Three very different voices with three very different perspectives on the Massachusetts Miracle.
Last night’s appearance of Mark Steyn in the course of my special election night broadcast is transcribed here. We spoke before Scott Brown’s victory was assured.
Hitchens and I found time for some talk about Haitian relief and President Obama’s unilateralism vis-a-vis the earthquake response as well. Hitchins is working with Richard Dawkins to encourage non-believers to be generous toward the victims via Dawkins’ fund. The exchange:
CH: Incidentally, Richard Dawkins and I, and a few others, did a special appeal over the weekend for non-believers, and we raised, I think, up to $350,000 dollars now in three days.
HH: That is excellent. What was the address of that for the non-believers listening right now?
CH: Well, if you go, thank you, it’s called NBGA, Non-Believers Giving Aid, but anyone who wants to go, anyone who’s listening to this who isn’t devout, and doesn’t always trust the religious charities, very generous of you, just go to the Richard Dawkins website. It’ll take you straight there.
HH: Yeah, send him a note that Hugh Hewitt sent you.
CH: And it’s piling up very, real fast. And there was another earthquake today, for Heaven’s sake.
HH: 6.1, yes.
HH: I’ve got to recommend to you, Christopher, that you visit, Google up Team Rubicon, as in the river in Italy.
HH: It is a group, it’s an extraordinary group of Americans who have simply conducted mercenaries with mercy. They’ve invaded Haiti with doctors and Special Forces medics, and they are busy practicing Civil War medicine, because that’s all they can practice there. It’s available at www.blackfive.net as well. There are going to be thousands of stories of Americans acting whether out of Christian impulse or non-believing impulse. They’re doing the right thing. I just, I think it would be interesting to talk to you or Dawkins at some point at length about what is that that is animating the non-believing giver association? Why are they doing it if not…
CH: Well, that’s easy, I mean, because we’re humanists.
HH: But humanists eventually, why do you care?
CH: Why would you care if you thought everything was in God’s hands, or that we were all playthings of a Divine will? That would make you even more inclined to apathy.
HH: Not a plaything of a Divine will, an obedient servant attempting to discern it and follow it, because it’s a good thing to do. But I mean, why does the non-believer care?
CH: Yeah, but the itinerate hands of an angry God, I mean, that’s just as much of a, much, much more fatalistic than saying we know one thing for sure that’s definitely true, which is that we are, we’re all human, and we have duties to one another.
HH: You don’t see wolves running across the continent to take care of other wolves. I mean, humanists always run up against this problem.
CH: Actually, with wolves, I’m not sure you don’t with other wolves. I’m not quite enough of a naturist, or sorry, a naturalist to say that. But with other primates, you certainly have group solidarity and family solidarity.

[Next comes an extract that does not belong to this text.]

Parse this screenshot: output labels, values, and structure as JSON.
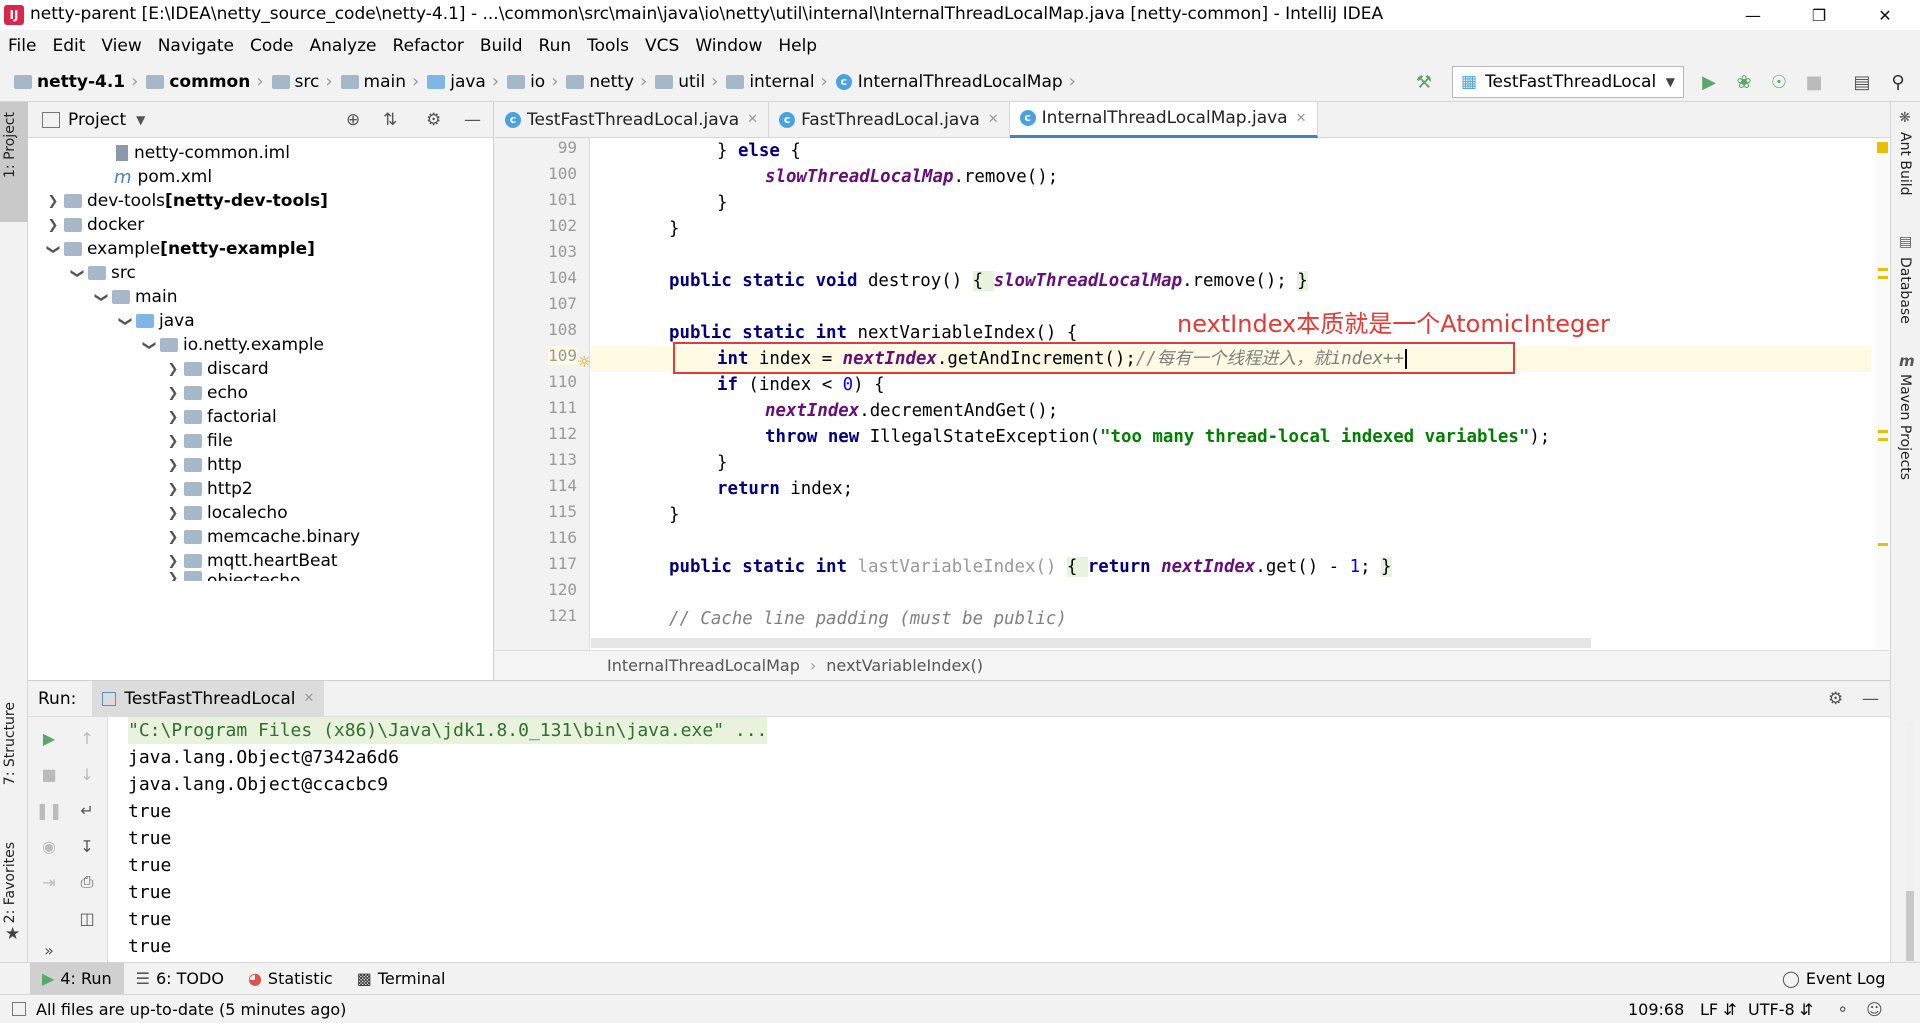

HH: Yeah, group and family, but not across oceans, and certainly not across communities who could never possible benefit them.
CH: Well, but that’s to state the self-evident. I mean, nor do they go and napalm and bomb and spread…
HH: Yes, it’s a fallen world.
CH: …torture and invasion and chemical warfare on each other…
HH: Christopher Hitchens, always a pleasure, and once again, is it NBGA or via Dawkins?
CH: NBGA, you can probably get to it that way. But if you go, it’s called the Richard Dawkins foundation for science and reason, but if you just Google Richard Dawkins, it’ll take you straight to the site. And it’s going great guns.
HH: I hope the people who do not believe who are listening right now will in fact act on that humanist impulse, irrational as it might be, and do so. God bless you, Christopher Hitchens, for what you’re doing.
Read the whole thing if you’d like. We also managed a bit of discussion of Alan Bennett’s An Uncommon Reader, which I found a wonderful little read about the joy of reading and the duty of doing. Steyn had a less enthusiastic view of Bennett’s talent than Hitchens when I asked him about the British playwright a few weeks back, but I have been recommending this particular book to a wide cross-section of people and everyone who has read it came back with high praise. If you read it, please drop me a note of your reaction. I can safely say that every book club in America will celebrate the novella if they take it up.
For those who have not yet read up on Team Rubicon, you can do so here, or via Blackfive.net. There are thousands of Americans doing amazing things to assist in Haiti. The self-organizing medical relief members of Team Rubicon, most of whom have military backgrounds, is one of the most inspiring stories I have heard yet. The second team of Rubicon volunteers has arrived, just in time to help deal with the aftermath of today’s 6.1 earthquake and to deliver a baby in the midst of the destruction.
Please donate to their efforts, and please also send some help to the very effective Food for the Poor operation –866-714-3663– which is tending to the basic food and water needs of thousands of Haitians even as Team Rubicon pitches in alongside all the other doctors and medical personnel surging towards the island.